WHAT IS EXPECTED:
Could you write out the records below exactly as they appear, leaving out any pictures?

[Element data from apps and pages]
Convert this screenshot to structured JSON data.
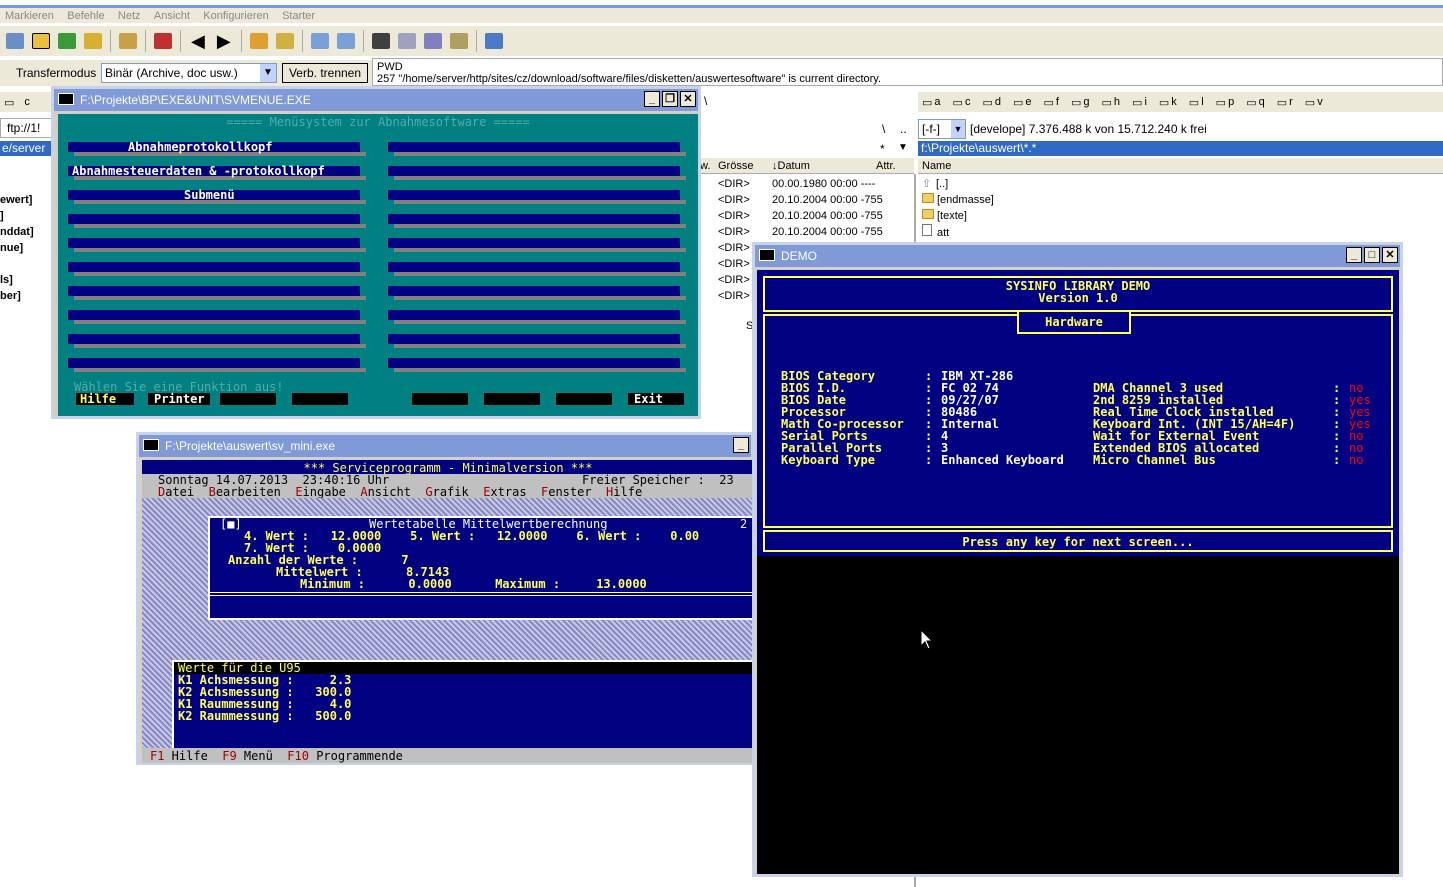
{
  "menubar": [
    "Markieren",
    "Befehle",
    "Netz",
    "Ansicht",
    "Konfigurieren",
    "Starter"
  ],
  "transfer": {
    "label": "Transfermodus",
    "mode": "Binär (Archive, doc usw.)",
    "disconnect": "Verb. trennen"
  },
  "ftp": {
    "pwd": "PWD",
    "msg": "257 \"/home/server/http/sites/cz/download/software/files/disketten/auswertesoftware\" is current directory."
  },
  "left_panel": {
    "drives": [
      "c"
    ],
    "path": "ftp://1!",
    "path2": "e/server",
    "items": [
      "ewert]",
      "]",
      "nddat]",
      "nue]",
      "ls]",
      "ber]"
    ]
  },
  "right_panel": {
    "drives": [
      "a",
      "c",
      "d",
      "e",
      "f",
      "g",
      "h",
      "i",
      "k",
      "l",
      "p",
      "q",
      "r",
      "v"
    ],
    "drive_sel": "[-f-]",
    "info": "[develope]  7.376.488 k von 15.712.240 k frei",
    "path": "f:\\Projekte\\auswert\\*.*",
    "name_header": "Name",
    "files": [
      "[..]",
      "[endmasse]",
      "[texte]",
      "att"
    ]
  },
  "mid_panel": {
    "backslash": "\\",
    "dots": "..",
    "star": "*",
    "cols": {
      "size": "Grösse",
      "date": "↓Datum",
      "attr": "Attr.",
      "w": "w."
    },
    "rows": [
      {
        "size": "<DIR>",
        "date": "00.00.1980 00:00 ----"
      },
      {
        "size": "<DIR>",
        "date": "20.10.2004 00:00 -755"
      },
      {
        "size": "<DIR>",
        "date": "20.10.2004 00:00 -755"
      },
      {
        "size": "<DIR>",
        "date": "20.10.2004 00:00 -755"
      },
      {
        "size": "<DIR>",
        "date": ""
      },
      {
        "size": "<DIR>",
        "date": ""
      },
      {
        "size": "<DIR>",
        "date": ""
      },
      {
        "size": "<DIR>",
        "date": ""
      }
    ],
    "s": "S"
  },
  "svmenue": {
    "title": "F:\\Projekte\\BP\\EXE&UNIT\\SVMENUE.EXE",
    "header": "===== Menüsystem zur Abnahmesoftware =====",
    "items": [
      "Abnahmeprotokollkopf",
      "Abnahmesteuerdaten & -protokollkopf",
      "Submenü"
    ],
    "prompt": "Wählen Sie eine Funktion aus!",
    "keys": {
      "hilfe": "Hilfe",
      "printer": "Printer",
      "exit": "Exit"
    }
  },
  "svmini": {
    "title": "F:\\Projekte\\auswert\\sv_mini.exe",
    "header": "*** Serviceprogramm - Minimalversion ***",
    "date_line": "Sonntag 14.07.2013  23:40:16 Uhr",
    "mem": "Freier Speicher :  23",
    "menu": [
      "Datei",
      "Bearbeiten",
      "Eingabe",
      "Ansicht",
      "Grafik",
      "Extras",
      "Fenster",
      "Hilfe"
    ],
    "table_title": "Wertetabelle Mittelwertberechnung",
    "tl_marker": "[■]",
    "tr_marker": "2",
    "rows": [
      "4. Wert :   12.0000    5. Wert :   12.0000    6. Wert :    0.00",
      "7. Wert :    0.0000"
    ],
    "anzahl": "Anzahl der Werte :      7",
    "mittel": "Mittelwert :      8.7143",
    "minmax": "Minimum :      0.0000      Maximum :     13.0000",
    "werte_title": "Werte für die U95",
    "werte": [
      "K1 Achsmessung :     2.3",
      "K2 Achsmessung :   300.0",
      "K1 Raummessung :     4.0",
      "K2 Raummessung :   500.0"
    ],
    "fkeys": [
      {
        "k": "F1",
        "t": " Hilfe"
      },
      {
        "k": "F9",
        "t": " Menü"
      },
      {
        "k": "F10",
        "t": " Programmende"
      }
    ]
  },
  "demo": {
    "title": "DEMO",
    "h1": "SYSINFO LIBRARY DEMO",
    "h2": "Version 1.0",
    "tab": "Hardware",
    "left": [
      [
        "BIOS Category",
        "IBM XT-286"
      ],
      [
        "BIOS I.D.",
        "FC 02 74"
      ],
      [
        "BIOS Date",
        "09/27/07"
      ],
      [
        "Processor",
        "80486"
      ],
      [
        "Math Co-processor",
        "Internal"
      ],
      [
        "Serial Ports",
        "4"
      ],
      [
        "Parallel Ports",
        "3"
      ],
      [
        "Keyboard Type",
        "Enhanced Keyboard"
      ]
    ],
    "right": [
      [
        "DMA Channel 3 used",
        "no"
      ],
      [
        "2nd 8259 installed",
        "yes"
      ],
      [
        "Real Time Clock installed",
        "yes"
      ],
      [
        "Keyboard Int. (INT 15/AH=4F)",
        "yes"
      ],
      [
        "Wait for External Event",
        "no"
      ],
      [
        "Extended BIOS allocated",
        "no"
      ],
      [
        "Micro Channel Bus",
        "no"
      ]
    ],
    "footer": "Press any key for next screen..."
  },
  "colors": {
    "dos_blue": "#000080",
    "dos_cyan": "#008080",
    "dos_yellow": "#ffff55",
    "dos_red": "#ff0000",
    "title_blue": "#7f9ad6"
  }
}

WRITTEN SOLUTION:
Convert this screenshot to structured JSON data.
{
  "menubar": [
    "Markieren",
    "Befehle",
    "Netz",
    "Ansicht",
    "Konfigurieren",
    "Starter"
  ],
  "transfer": {
    "label": "Transfermodus",
    "mode": "Binär (Archive, doc usw.)",
    "disconnect": "Verb. trennen"
  },
  "ftp": {
    "pwd": "PWD",
    "msg": "257 \"/home/server/http/sites/cz/download/software/files/disketten/auswertesoftware\" is current directory."
  },
  "left_panel": {
    "drives": [
      "c"
    ],
    "path": "ftp://1!",
    "path2": "e/server",
    "items": [
      "ewert]",
      "]",
      "nddat]",
      "nue]",
      "ls]",
      "ber]"
    ]
  },
  "right_panel": {
    "drives": [
      "a",
      "c",
      "d",
      "e",
      "f",
      "g",
      "h",
      "i",
      "k",
      "l",
      "p",
      "q",
      "r",
      "v"
    ],
    "drive_sel": "[-f-]",
    "info": "[develope]  7.376.488 k von 15.712.240 k frei",
    "path": "f:\\Projekte\\auswert\\*.*",
    "name_header": "Name",
    "files": [
      "[..]",
      "[endmasse]",
      "[texte]",
      "att"
    ]
  },
  "mid_panel": {
    "backslash": "\\",
    "dots": "..",
    "star": "*",
    "cols": {
      "size": "Grösse",
      "date": "↓Datum",
      "attr": "Attr.",
      "w": "w."
    },
    "rows": [
      {
        "size": "<DIR>",
        "date": "00.00.1980 00:00 ----"
      },
      {
        "size": "<DIR>",
        "date": "20.10.2004 00:00 -755"
      },
      {
        "size": "<DIR>",
        "date": "20.10.2004 00:00 -755"
      },
      {
        "size": "<DIR>",
        "date": "20.10.2004 00:00 -755"
      },
      {
        "size": "<DIR>",
        "date": ""
      },
      {
        "size": "<DIR>",
        "date": ""
      },
      {
        "size": "<DIR>",
        "date": ""
      },
      {
        "size": "<DIR>",
        "date": ""
      }
    ],
    "s": "S"
  },
  "svmenue": {
    "title": "F:\\Projekte\\BP\\EXE&UNIT\\SVMENUE.EXE",
    "header": "===== Menüsystem zur Abnahmesoftware =====",
    "items": [
      "Abnahmeprotokollkopf",
      "Abnahmesteuerdaten & -protokollkopf",
      "Submenü"
    ],
    "prompt": "Wählen Sie eine Funktion aus!",
    "keys": {
      "hilfe": "Hilfe",
      "printer": "Printer",
      "exit": "Exit"
    }
  },
  "svmini": {
    "title": "F:\\Projekte\\auswert\\sv_mini.exe",
    "header": "*** Serviceprogramm - Minimalversion ***",
    "date_line": "Sonntag 14.07.2013  23:40:16 Uhr",
    "mem": "Freier Speicher :  23",
    "menu": [
      "Datei",
      "Bearbeiten",
      "Eingabe",
      "Ansicht",
      "Grafik",
      "Extras",
      "Fenster",
      "Hilfe"
    ],
    "table_title": "Wertetabelle Mittelwertberechnung",
    "tl_marker": "[■]",
    "tr_marker": "2",
    "rows": [
      "4. Wert :   12.0000    5. Wert :   12.0000    6. Wert :    0.00",
      "7. Wert :    0.0000"
    ],
    "anzahl": "Anzahl der Werte :      7",
    "mittel": "Mittelwert :      8.7143",
    "minmax": "Minimum :      0.0000      Maximum :     13.0000",
    "werte_title": "Werte für die U95",
    "werte": [
      "K1 Achsmessung :     2.3",
      "K2 Achsmessung :   300.0",
      "K1 Raummessung :     4.0",
      "K2 Raummessung :   500.0"
    ],
    "fkeys": [
      {
        "k": "F1",
        "t": " Hilfe"
      },
      {
        "k": "F9",
        "t": " Menü"
      },
      {
        "k": "F10",
        "t": " Programmende"
      }
    ]
  },
  "demo": {
    "title": "DEMO",
    "h1": "SYSINFO LIBRARY DEMO",
    "h2": "Version 1.0",
    "tab": "Hardware",
    "left": [
      [
        "BIOS Category",
        "IBM XT-286"
      ],
      [
        "BIOS I.D.",
        "FC 02 74"
      ],
      [
        "BIOS Date",
        "09/27/07"
      ],
      [
        "Processor",
        "80486"
      ],
      [
        "Math Co-processor",
        "Internal"
      ],
      [
        "Serial Ports",
        "4"
      ],
      [
        "Parallel Ports",
        "3"
      ],
      [
        "Keyboard Type",
        "Enhanced Keyboard"
      ]
    ],
    "right": [
      [
        "DMA Channel 3 used",
        "no"
      ],
      [
        "2nd 8259 installed",
        "yes"
      ],
      [
        "Real Time Clock installed",
        "yes"
      ],
      [
        "Keyboard Int. (INT 15/AH=4F)",
        "yes"
      ],
      [
        "Wait for External Event",
        "no"
      ],
      [
        "Extended BIOS allocated",
        "no"
      ],
      [
        "Micro Channel Bus",
        "no"
      ]
    ],
    "footer": "Press any key for next screen..."
  },
  "colors": {
    "dos_blue": "#000080",
    "dos_cyan": "#008080",
    "dos_yellow": "#ffff55",
    "dos_red": "#ff0000",
    "title_blue": "#7f9ad6"
  }
}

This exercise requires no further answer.